Attack Server

The server is clearly utilized for further profiling the networks and systems. The actor leverages a myriad of open source scripts and tools to gather information and pivot to other systems from existing TrickBot infections.

This specific server comes into play in the post-Initial Access phase, which is handled by TrickBot. TrickBot modules collect large amounts of data on the infected systems and attempt to pivot to the domain controller. At this point, actors will jump in and begin the process of mapping out the network and determining what the next course of action will be. Or in other words, they initiate the valuation phase.

Anatomy of an Attack

In the later part of 2019, TrickBot conducted campaigns using the CloudApp folder. We can correlate timestamps from the Cobalt Strike logs to campaign data when TrickBot utilized the folder name[5].

LS command issued to beacon
Image1: LS command issued to beacon

The actor initially makes a note of this infection:

Operator adds note
Image2: Operator adds note

Once the actors decide to take a look at the infection using Cobalt Strike, they issue a task to run the Cobalt Strike-ToolKits DACheck script, impersonate SYSTEM and run Mimikatz.

Initial tasks executed after check in
Image3: Initial tasks executed after check in

Next, they begin looking for live hosts and port scanning for particular open ports.

Port Scan task initiated
Image4: Port Scan task initiated

They also check the members of the Domain Admin group:

Domain admin checked
Image5: Domain admin checked

And dump the hashes:

hashdump issued
Image6: hashdump issued

The actors load in PowerView.ps1 PowerShell script from PowerSploit and begin leveraging the PowerShell script to find where else they can pivot to.

PowerShell leveraged for enumeration
Image7: PowerShell leveraged for enumeration

During this time, other machines in the same domain are pivoted to.

Interactive Logon
Image8: Interactive Logon

Each machine gets profiled out.

Machine directory listing
Image9: Machine directory listing

Eventually leading to Ryuk ransomware:

Ryuk upload and detonate
Image10: Ryuk upload and detonate
Ryuk detonated via PsExec
Image11: Ryuk detonated via PsExec

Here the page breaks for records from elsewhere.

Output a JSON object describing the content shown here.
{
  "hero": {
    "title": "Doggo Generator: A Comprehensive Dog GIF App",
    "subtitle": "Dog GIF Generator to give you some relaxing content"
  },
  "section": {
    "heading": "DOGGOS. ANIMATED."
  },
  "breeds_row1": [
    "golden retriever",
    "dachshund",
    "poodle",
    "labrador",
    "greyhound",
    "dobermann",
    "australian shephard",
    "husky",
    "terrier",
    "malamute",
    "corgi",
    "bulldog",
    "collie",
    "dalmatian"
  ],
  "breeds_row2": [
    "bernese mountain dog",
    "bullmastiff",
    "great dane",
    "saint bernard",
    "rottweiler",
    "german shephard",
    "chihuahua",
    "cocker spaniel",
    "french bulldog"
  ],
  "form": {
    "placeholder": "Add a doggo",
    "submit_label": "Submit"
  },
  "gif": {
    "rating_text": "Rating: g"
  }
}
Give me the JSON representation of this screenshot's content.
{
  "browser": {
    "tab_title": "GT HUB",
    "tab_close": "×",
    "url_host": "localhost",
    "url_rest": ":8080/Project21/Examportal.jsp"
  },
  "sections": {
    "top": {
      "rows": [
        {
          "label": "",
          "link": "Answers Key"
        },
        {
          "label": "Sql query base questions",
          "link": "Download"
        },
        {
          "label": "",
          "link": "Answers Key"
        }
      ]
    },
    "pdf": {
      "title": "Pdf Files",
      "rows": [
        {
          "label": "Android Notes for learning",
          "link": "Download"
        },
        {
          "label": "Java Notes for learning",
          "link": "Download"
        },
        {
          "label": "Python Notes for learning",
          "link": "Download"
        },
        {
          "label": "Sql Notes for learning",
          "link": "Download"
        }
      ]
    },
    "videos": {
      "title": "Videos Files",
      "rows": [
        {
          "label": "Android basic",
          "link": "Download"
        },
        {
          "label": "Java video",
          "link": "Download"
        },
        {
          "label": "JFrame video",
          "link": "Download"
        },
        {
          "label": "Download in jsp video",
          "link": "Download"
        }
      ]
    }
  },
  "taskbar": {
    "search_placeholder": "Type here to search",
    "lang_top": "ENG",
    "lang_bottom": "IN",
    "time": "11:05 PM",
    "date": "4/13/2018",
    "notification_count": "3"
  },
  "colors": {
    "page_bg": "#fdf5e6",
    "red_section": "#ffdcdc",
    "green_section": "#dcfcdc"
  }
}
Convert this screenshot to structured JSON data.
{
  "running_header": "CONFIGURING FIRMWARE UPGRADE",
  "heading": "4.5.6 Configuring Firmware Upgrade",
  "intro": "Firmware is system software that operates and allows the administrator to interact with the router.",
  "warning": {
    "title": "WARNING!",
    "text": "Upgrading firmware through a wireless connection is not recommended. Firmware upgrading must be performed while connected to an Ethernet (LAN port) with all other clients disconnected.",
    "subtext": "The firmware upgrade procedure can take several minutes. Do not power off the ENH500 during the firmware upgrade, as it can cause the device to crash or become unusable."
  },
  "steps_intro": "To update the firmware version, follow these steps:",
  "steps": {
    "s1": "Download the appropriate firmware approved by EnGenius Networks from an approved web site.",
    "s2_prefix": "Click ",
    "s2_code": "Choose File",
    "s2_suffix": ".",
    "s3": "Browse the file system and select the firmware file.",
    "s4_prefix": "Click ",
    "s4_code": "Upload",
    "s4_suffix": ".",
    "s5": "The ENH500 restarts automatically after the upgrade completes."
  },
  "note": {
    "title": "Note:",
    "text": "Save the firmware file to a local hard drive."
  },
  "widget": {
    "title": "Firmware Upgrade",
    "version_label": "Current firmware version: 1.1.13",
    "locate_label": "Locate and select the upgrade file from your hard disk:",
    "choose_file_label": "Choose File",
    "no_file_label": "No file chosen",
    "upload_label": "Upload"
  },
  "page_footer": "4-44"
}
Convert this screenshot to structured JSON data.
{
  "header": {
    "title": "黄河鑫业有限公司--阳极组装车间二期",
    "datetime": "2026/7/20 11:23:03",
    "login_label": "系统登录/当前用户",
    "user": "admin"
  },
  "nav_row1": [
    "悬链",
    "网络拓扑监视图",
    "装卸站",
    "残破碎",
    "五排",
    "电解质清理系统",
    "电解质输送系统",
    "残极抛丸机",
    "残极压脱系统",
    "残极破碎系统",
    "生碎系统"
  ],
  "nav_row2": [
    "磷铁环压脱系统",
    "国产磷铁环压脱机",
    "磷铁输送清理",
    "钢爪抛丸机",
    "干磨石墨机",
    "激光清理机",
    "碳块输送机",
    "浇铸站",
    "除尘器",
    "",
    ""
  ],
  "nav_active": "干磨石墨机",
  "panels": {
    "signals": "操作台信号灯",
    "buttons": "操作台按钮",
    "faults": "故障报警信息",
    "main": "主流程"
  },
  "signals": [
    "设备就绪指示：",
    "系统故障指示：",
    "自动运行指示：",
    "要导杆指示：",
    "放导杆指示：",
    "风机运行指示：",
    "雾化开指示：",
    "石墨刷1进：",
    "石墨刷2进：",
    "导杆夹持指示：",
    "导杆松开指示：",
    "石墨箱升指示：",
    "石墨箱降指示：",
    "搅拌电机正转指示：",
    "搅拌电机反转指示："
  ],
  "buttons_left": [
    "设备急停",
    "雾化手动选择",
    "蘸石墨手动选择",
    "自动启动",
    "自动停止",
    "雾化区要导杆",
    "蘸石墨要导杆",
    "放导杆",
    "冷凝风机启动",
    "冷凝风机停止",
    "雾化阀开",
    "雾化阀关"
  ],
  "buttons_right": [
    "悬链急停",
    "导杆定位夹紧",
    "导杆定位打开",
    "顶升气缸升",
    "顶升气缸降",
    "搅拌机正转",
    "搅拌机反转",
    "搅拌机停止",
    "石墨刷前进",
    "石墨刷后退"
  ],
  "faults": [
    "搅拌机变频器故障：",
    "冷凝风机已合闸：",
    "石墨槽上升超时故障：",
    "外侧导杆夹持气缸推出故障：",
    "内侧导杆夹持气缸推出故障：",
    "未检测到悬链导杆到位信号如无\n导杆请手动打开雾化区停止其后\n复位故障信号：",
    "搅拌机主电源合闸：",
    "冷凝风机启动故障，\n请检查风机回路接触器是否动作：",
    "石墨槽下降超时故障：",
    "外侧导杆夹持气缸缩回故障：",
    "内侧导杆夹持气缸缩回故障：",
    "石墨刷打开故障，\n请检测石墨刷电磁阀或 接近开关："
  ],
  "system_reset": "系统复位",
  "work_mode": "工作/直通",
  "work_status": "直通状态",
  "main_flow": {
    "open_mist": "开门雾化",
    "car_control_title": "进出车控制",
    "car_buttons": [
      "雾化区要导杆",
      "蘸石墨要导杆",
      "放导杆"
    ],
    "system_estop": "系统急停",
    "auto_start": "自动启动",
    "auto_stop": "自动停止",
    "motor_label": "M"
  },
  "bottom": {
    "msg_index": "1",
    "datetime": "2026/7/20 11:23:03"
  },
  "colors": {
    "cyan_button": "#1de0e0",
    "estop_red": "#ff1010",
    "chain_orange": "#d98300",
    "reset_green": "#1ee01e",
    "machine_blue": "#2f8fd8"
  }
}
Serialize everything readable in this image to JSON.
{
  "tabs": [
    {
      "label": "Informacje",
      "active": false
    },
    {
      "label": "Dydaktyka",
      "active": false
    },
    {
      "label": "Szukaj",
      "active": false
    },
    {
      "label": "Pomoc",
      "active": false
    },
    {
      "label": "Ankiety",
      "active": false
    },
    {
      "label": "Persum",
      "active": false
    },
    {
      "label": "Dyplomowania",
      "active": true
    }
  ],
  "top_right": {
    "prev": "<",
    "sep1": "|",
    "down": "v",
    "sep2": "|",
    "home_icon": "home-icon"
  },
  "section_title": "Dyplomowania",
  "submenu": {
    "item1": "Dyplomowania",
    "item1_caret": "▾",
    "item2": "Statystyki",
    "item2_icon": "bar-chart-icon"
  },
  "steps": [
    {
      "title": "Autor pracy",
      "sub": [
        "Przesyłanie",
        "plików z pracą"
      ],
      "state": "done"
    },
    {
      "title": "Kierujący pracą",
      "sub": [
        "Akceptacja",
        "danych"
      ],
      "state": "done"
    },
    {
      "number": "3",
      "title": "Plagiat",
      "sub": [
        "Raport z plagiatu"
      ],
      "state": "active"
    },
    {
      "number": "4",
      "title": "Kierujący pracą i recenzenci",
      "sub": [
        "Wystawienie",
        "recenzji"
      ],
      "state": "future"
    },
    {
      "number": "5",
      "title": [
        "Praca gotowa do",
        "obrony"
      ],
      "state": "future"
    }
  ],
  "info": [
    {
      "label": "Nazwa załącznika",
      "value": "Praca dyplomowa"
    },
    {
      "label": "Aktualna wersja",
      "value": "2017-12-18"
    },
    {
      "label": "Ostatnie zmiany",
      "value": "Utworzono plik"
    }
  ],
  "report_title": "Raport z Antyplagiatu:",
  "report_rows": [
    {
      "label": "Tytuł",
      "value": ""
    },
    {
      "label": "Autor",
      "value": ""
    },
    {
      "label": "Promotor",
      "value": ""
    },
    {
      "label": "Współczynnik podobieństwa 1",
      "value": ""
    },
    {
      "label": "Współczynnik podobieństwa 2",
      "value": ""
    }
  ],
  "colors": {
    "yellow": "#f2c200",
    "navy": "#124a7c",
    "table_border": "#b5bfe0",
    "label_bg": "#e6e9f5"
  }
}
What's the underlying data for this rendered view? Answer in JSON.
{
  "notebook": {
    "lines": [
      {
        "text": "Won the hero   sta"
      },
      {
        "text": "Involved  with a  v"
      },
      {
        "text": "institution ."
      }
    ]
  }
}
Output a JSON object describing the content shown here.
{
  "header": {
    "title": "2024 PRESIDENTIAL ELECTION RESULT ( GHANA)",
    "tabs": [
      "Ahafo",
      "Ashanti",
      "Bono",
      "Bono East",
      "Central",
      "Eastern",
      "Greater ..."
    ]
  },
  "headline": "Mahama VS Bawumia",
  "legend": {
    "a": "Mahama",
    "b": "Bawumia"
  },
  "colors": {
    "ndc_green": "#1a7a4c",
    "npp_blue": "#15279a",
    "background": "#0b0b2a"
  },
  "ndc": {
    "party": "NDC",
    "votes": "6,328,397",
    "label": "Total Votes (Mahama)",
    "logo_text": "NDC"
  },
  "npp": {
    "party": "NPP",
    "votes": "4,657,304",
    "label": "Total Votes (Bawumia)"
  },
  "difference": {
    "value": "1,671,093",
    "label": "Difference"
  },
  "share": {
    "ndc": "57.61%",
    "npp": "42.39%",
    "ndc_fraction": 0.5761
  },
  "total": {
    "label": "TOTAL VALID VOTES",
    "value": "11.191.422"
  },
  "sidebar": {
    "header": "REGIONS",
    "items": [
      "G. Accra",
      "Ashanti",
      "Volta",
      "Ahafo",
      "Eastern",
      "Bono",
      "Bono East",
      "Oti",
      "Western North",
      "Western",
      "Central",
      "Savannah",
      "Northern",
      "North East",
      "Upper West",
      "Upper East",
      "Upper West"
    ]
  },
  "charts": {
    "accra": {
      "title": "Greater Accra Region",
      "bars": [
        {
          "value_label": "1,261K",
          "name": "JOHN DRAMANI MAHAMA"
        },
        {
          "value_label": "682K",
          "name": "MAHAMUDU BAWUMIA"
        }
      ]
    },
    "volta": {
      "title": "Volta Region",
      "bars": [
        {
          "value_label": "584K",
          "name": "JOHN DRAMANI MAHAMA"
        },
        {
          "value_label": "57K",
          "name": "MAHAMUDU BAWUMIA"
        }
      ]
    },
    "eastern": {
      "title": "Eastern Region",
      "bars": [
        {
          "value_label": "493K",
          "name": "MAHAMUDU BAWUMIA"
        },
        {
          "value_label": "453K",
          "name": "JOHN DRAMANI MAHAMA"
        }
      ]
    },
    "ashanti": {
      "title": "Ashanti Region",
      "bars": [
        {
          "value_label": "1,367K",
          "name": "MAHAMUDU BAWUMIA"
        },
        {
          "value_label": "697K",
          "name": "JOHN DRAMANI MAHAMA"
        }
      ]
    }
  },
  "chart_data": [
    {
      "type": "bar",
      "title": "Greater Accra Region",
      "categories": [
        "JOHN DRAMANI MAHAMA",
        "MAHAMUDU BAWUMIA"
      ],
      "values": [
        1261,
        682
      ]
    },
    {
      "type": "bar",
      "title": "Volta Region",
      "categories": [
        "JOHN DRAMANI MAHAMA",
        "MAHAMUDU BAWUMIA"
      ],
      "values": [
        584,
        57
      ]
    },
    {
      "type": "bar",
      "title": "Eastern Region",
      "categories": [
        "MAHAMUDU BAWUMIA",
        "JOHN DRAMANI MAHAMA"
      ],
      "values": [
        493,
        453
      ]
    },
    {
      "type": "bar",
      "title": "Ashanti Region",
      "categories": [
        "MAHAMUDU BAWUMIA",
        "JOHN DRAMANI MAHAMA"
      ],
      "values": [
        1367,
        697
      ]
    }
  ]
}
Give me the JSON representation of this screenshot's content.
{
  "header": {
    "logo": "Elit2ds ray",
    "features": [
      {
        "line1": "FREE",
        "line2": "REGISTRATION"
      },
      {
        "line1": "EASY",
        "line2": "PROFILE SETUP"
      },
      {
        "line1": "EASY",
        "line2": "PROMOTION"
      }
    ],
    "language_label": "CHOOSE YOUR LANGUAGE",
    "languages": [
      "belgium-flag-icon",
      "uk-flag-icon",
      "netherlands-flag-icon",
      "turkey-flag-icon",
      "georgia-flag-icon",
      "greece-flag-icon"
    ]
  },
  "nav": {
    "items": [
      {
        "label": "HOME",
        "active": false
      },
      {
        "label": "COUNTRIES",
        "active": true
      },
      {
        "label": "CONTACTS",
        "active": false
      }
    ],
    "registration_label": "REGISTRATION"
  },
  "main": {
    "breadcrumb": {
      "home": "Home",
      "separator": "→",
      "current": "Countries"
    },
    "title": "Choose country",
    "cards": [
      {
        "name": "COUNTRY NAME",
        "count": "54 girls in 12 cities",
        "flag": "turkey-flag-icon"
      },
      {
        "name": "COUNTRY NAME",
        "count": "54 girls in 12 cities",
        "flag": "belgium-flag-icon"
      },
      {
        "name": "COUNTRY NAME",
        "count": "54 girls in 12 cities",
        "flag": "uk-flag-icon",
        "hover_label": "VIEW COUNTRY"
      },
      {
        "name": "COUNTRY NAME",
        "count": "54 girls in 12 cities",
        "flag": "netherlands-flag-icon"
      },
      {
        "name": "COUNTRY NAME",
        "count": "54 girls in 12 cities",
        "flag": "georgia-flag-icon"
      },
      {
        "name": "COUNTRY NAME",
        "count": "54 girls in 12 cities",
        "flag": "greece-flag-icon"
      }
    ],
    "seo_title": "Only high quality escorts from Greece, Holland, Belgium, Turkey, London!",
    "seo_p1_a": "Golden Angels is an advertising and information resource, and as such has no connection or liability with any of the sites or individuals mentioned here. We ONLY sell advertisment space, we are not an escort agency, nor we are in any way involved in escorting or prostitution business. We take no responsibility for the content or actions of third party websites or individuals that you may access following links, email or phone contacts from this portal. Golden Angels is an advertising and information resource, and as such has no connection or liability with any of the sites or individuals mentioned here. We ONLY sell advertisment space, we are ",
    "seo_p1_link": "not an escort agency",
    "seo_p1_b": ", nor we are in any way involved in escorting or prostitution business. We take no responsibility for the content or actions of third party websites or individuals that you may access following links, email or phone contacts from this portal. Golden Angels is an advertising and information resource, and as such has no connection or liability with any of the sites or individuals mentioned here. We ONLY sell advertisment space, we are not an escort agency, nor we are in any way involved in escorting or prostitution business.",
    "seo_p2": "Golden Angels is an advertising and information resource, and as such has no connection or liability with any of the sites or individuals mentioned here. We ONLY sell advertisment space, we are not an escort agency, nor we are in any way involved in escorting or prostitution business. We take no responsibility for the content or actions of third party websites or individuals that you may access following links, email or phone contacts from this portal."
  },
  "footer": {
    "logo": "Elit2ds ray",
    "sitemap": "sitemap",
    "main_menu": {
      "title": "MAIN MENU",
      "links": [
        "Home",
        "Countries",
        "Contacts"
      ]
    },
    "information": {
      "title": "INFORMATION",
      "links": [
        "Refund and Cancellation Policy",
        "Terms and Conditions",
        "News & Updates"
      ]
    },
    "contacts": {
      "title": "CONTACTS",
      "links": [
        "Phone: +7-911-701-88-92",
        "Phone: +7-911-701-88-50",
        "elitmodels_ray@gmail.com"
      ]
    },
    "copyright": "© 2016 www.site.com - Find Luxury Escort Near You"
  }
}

Going by the timestamps, we can guess the time period of 2 weeks for dwell time from TrickBot -> Pivot and Profile -> Ryuk.

Tools Leveraged




Cobalt Strike directory zip: